When he had the fall, Bansal was under the care of a nephrologist at Apollo Hospital for chronic kidney disease (CKD). He was also consulting a neurologist for a stroke, damage to the brain due to interruption of blood supply that he suffered a year back.

“I gave all the test results and scans, along with a list of prescription medicines, to the orthopaedic surgeon at Apollo who assured me that the surgery was very simple. When I lost my father, I did not expect it at all,” said Sanjeev.

The surgery was done a day after Bansal was admitted to the hospital. “I had asked the surgeon to speak to the two other doctors who were treating my father at the same hospital. How difficult is that? All the problems and complications arose because the surgeon did not consult the others,” said Sanjeev.

During the time of the surgery, his father was on blood thinners to prevent strokes. Blood-thinning medicines are stopped four days to a week before all elective surgeries. Sanjeev also alleged that the surgery was done based on kidney function test, serum test and blood tests done 20 days ago. “A fresh set of tests were not done before the surgery. In fact, the levels of urea, creatinine and other parameters written on the case sheets are exactly the same as the figures that were there on the reports given by me,” said Sanjeev.

The medicines prescribed after surgery further interfered with Bansal’s kidney functions. “He was put on dialysis and had a cardiac arrest, after which the dialysis was stopped and he had to be put on a ventilator,” said Sanjeev.

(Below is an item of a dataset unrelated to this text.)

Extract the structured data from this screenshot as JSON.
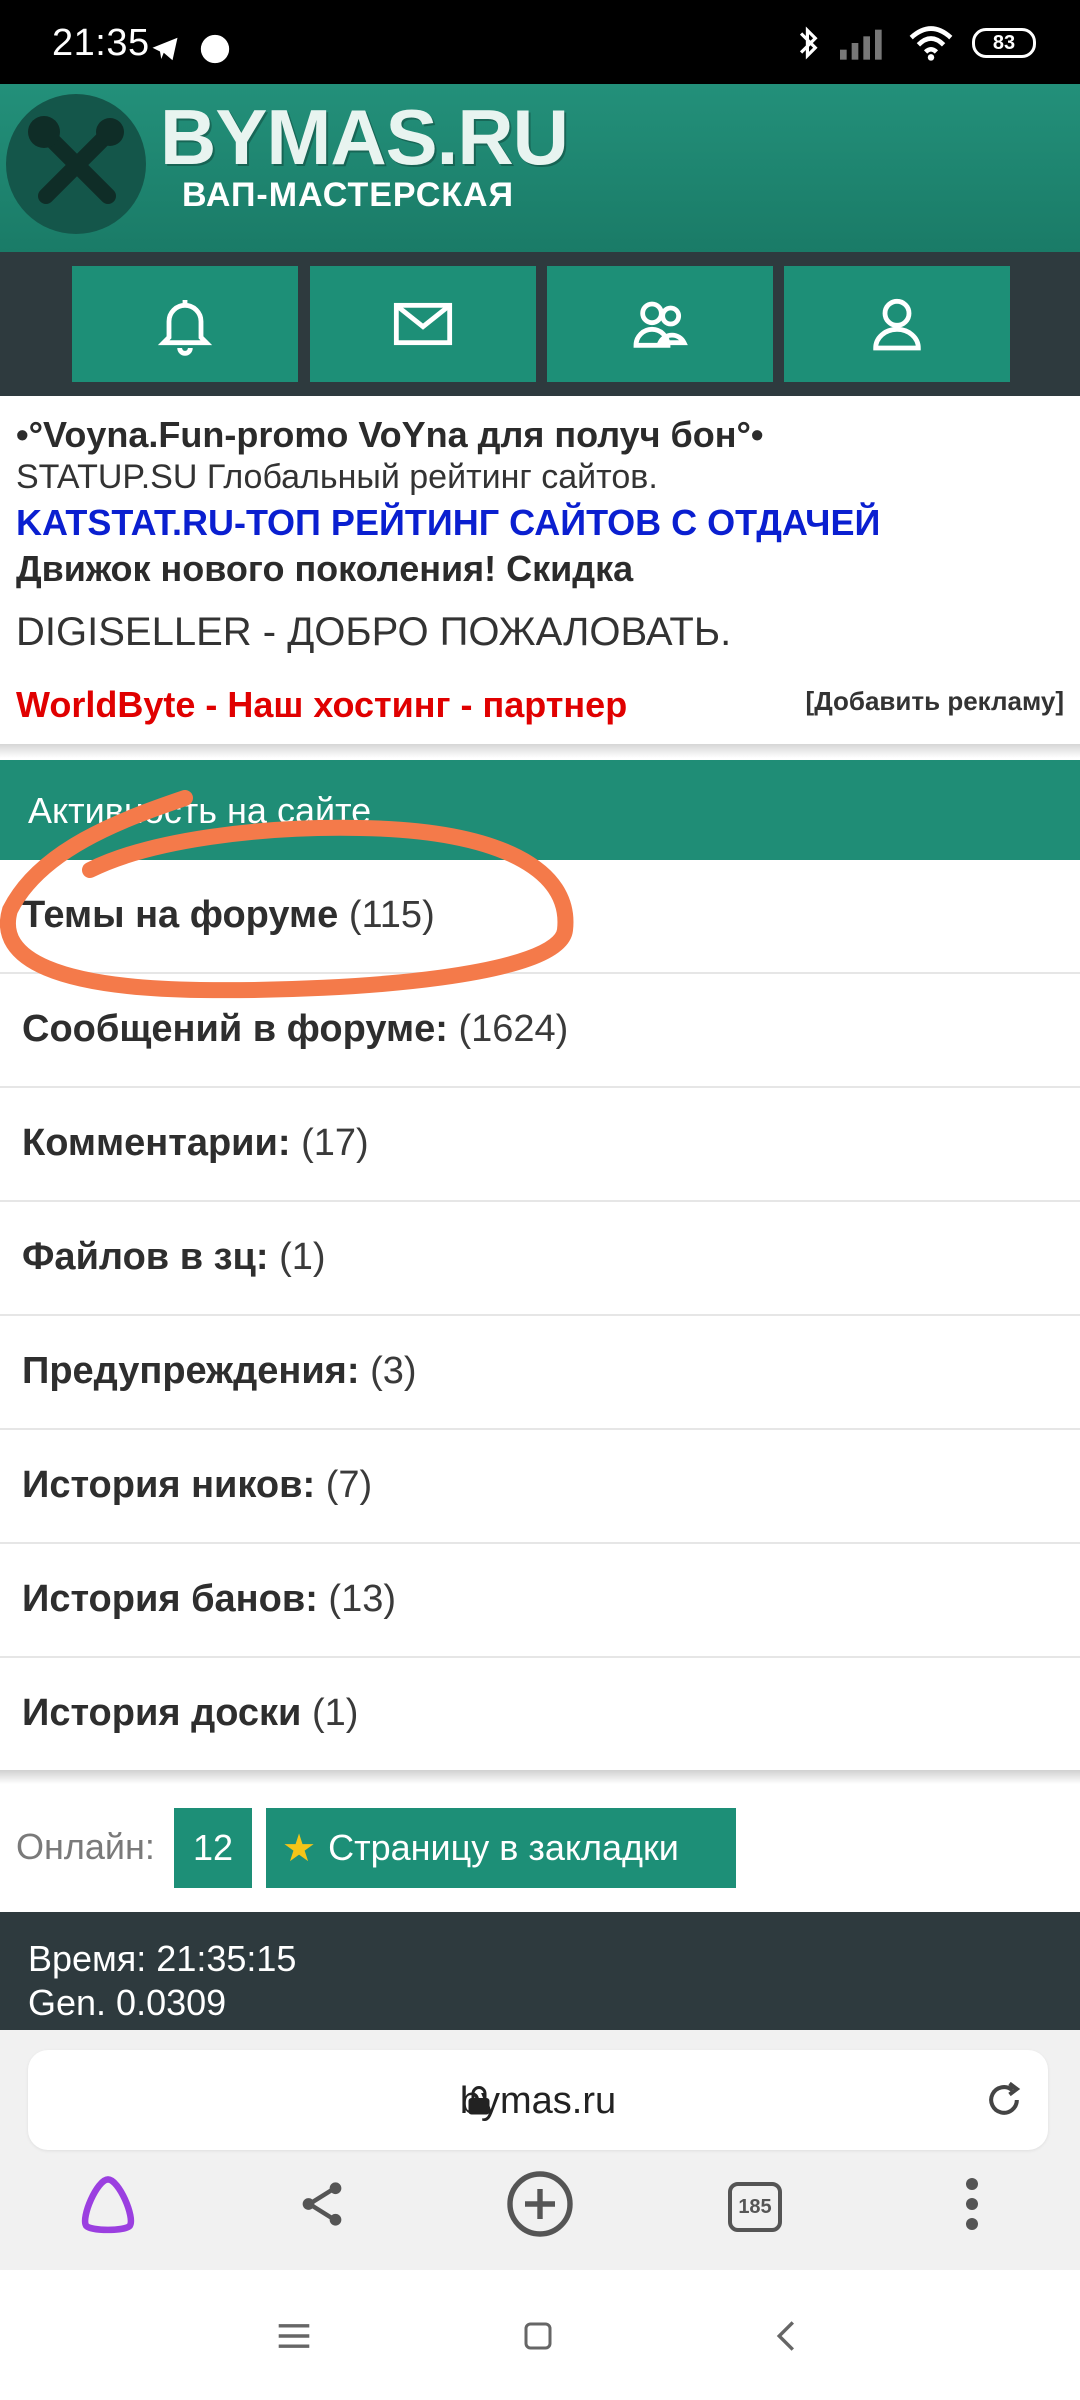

“I paid the hospital Rs 6 lakh and still lost my father as the doctors were careless. The in-patient documents provided by the hospital are all forged. It shows that my father’s blood pressure, pulse rate etc was recorded at 8am on February 11. He was pronounced dead at 6.11am the same day!” said Sanjeev.

His complaint has been accepted by the Delhi Medical Council and is under review.

Apollo Hospital says despite regular briefing to the family, the patient was discharged against medical advice at 2.19pm on February 4, 2016. “The hospital strongly rejects any allegation of wrongdoing in the case. The concerned patient, a 71-year-old male, was operated for his fractured hip… The surgery was done more than 24 hours after his admission, after optimising his medical condition and taking an informed high-risk consent (due to his coexisting multiple medical problems including hypertension, chronic kidney disease (stage III to IV) with anaemia and history of cerebrovascular disease in the form of old stroke with residual right hemiparesis). All possible clinical measures and precautions were carried out, unfortunately, despite all measures his condition deteriorated and the patient succumbed to his illness on 11.02.2016.”